(Items from an interface collection)
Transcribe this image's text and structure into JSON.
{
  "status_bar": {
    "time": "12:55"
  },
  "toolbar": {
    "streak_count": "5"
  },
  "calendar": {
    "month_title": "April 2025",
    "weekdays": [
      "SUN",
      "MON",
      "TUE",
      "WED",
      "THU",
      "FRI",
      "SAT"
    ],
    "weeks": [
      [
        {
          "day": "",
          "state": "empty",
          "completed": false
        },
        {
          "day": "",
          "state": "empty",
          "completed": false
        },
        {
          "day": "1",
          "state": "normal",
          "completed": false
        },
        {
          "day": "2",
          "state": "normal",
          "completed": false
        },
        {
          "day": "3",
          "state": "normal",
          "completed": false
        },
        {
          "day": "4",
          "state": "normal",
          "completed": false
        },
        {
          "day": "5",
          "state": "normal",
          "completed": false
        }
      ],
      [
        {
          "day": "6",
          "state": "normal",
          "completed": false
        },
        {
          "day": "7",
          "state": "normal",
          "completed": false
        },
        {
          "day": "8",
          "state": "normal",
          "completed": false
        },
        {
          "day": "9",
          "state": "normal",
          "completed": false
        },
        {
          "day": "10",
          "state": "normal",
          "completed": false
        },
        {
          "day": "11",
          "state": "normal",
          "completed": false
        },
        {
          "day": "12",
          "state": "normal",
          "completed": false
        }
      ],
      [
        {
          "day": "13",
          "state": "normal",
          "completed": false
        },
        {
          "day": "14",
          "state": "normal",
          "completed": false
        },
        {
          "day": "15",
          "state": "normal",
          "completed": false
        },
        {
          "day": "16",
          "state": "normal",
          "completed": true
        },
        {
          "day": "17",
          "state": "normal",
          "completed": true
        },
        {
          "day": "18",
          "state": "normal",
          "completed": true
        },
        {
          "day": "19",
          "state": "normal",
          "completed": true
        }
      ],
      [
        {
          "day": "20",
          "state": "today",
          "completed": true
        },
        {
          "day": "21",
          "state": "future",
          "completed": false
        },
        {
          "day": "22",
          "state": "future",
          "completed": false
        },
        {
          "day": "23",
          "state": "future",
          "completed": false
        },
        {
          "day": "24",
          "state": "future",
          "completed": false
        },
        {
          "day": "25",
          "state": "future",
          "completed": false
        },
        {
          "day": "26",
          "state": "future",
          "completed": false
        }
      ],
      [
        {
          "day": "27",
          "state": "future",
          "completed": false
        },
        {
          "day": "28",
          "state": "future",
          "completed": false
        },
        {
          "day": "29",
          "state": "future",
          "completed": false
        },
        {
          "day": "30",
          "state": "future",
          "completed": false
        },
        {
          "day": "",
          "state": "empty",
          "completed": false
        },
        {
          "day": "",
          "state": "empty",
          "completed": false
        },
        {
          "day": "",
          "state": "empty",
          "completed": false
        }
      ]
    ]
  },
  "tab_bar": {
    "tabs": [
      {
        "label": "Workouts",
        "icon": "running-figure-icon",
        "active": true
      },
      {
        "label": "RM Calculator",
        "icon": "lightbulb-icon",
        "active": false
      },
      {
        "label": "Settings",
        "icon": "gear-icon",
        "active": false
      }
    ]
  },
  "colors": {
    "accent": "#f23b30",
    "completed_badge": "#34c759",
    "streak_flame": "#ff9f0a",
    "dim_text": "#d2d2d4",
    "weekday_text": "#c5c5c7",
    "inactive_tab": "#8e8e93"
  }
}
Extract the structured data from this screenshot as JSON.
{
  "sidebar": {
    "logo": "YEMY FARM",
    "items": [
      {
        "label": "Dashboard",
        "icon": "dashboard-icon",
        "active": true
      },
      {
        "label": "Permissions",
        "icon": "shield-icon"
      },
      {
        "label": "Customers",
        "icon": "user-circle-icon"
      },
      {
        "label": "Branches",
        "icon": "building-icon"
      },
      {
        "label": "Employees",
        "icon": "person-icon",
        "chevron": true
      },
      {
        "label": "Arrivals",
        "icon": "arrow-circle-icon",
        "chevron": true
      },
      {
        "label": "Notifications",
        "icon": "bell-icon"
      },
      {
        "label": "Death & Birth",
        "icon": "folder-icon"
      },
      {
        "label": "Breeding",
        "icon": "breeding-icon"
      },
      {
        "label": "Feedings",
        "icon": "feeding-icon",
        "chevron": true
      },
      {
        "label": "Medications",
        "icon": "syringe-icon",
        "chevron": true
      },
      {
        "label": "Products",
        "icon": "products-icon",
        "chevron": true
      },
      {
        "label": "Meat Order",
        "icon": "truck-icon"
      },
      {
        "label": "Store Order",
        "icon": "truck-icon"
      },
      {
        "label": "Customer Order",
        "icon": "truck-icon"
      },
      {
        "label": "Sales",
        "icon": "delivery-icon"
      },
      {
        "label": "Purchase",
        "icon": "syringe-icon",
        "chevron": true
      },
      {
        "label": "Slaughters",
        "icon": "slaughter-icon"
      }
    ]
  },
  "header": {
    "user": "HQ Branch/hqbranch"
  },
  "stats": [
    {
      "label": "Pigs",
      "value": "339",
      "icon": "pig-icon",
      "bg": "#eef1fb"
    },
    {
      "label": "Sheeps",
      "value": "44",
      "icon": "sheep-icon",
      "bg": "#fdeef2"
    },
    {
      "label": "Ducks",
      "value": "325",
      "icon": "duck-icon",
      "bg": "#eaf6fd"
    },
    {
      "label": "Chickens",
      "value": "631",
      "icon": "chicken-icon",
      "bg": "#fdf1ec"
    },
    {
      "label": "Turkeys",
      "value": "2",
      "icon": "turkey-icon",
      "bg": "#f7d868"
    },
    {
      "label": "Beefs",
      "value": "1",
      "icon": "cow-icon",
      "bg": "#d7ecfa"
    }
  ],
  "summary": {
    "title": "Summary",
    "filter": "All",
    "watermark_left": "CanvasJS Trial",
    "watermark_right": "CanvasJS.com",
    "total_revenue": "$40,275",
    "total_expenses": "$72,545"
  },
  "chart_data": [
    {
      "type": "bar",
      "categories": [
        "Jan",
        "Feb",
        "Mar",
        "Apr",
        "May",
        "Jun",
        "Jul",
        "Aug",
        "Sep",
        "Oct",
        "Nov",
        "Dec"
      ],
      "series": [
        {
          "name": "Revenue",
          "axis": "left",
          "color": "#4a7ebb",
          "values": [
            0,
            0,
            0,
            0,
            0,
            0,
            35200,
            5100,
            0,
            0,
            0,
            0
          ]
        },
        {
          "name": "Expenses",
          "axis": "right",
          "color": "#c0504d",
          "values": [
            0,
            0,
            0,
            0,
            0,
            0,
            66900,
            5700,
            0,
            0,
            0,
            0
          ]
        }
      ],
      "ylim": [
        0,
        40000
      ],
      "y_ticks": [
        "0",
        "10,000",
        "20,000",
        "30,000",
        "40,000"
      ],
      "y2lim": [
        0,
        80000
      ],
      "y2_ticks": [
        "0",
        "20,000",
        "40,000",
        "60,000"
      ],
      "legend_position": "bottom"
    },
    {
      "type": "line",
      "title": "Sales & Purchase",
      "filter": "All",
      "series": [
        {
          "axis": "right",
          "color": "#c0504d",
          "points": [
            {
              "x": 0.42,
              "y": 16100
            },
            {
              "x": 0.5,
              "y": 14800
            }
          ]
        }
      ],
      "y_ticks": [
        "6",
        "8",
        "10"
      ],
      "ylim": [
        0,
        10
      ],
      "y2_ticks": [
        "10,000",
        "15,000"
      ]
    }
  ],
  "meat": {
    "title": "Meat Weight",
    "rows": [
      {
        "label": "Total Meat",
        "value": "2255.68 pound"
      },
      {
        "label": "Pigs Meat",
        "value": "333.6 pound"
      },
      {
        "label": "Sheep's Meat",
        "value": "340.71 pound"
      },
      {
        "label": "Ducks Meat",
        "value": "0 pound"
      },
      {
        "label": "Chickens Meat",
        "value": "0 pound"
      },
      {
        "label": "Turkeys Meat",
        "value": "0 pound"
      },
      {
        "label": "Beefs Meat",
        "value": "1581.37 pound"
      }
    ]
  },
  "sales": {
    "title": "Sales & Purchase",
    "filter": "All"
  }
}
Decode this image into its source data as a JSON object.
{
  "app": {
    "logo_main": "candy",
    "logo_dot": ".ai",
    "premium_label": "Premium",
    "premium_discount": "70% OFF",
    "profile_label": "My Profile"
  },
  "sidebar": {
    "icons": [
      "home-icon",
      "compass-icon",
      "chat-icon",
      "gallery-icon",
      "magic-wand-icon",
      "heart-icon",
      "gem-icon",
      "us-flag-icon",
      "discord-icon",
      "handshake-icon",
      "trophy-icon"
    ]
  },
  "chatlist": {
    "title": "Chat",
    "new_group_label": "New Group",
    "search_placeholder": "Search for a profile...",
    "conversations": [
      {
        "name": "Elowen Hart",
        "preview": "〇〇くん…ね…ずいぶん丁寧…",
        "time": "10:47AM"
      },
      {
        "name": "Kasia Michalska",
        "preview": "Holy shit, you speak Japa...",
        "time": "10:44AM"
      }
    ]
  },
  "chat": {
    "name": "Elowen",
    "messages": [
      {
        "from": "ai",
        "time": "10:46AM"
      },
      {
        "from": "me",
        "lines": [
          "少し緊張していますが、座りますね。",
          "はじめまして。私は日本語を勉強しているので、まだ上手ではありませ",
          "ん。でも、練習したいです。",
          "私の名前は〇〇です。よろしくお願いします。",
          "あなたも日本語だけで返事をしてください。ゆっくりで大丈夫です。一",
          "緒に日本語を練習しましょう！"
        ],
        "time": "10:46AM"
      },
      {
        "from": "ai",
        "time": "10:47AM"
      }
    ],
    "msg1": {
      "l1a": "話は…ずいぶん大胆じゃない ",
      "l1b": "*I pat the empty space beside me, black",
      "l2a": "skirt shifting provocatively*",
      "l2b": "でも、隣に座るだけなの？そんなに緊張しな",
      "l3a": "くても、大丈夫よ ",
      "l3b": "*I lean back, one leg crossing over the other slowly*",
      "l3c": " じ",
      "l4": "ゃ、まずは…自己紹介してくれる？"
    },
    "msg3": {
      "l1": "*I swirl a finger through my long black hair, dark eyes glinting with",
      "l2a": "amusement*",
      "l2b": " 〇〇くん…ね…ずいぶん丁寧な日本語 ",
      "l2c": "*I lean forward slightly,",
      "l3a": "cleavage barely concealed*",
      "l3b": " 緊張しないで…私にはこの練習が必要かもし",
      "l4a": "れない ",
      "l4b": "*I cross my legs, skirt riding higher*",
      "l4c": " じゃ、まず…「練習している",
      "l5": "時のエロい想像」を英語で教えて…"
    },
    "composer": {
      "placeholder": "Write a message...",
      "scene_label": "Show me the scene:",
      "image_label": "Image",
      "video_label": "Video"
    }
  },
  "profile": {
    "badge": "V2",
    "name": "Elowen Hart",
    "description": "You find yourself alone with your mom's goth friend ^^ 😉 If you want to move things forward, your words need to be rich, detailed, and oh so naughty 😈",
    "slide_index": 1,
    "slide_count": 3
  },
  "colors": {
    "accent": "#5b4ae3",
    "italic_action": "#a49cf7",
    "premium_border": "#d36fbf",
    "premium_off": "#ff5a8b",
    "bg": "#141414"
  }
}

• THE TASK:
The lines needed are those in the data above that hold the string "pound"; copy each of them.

• ANSWER SPACE:
        "value": "2255.68 pound"
        "value": "333.6 pound"
        "value": "340.71 pound"
        "value": "0 pound"
        "value": "0 pound"
        "value": "0 pound"
        "value": "1581.37 pound"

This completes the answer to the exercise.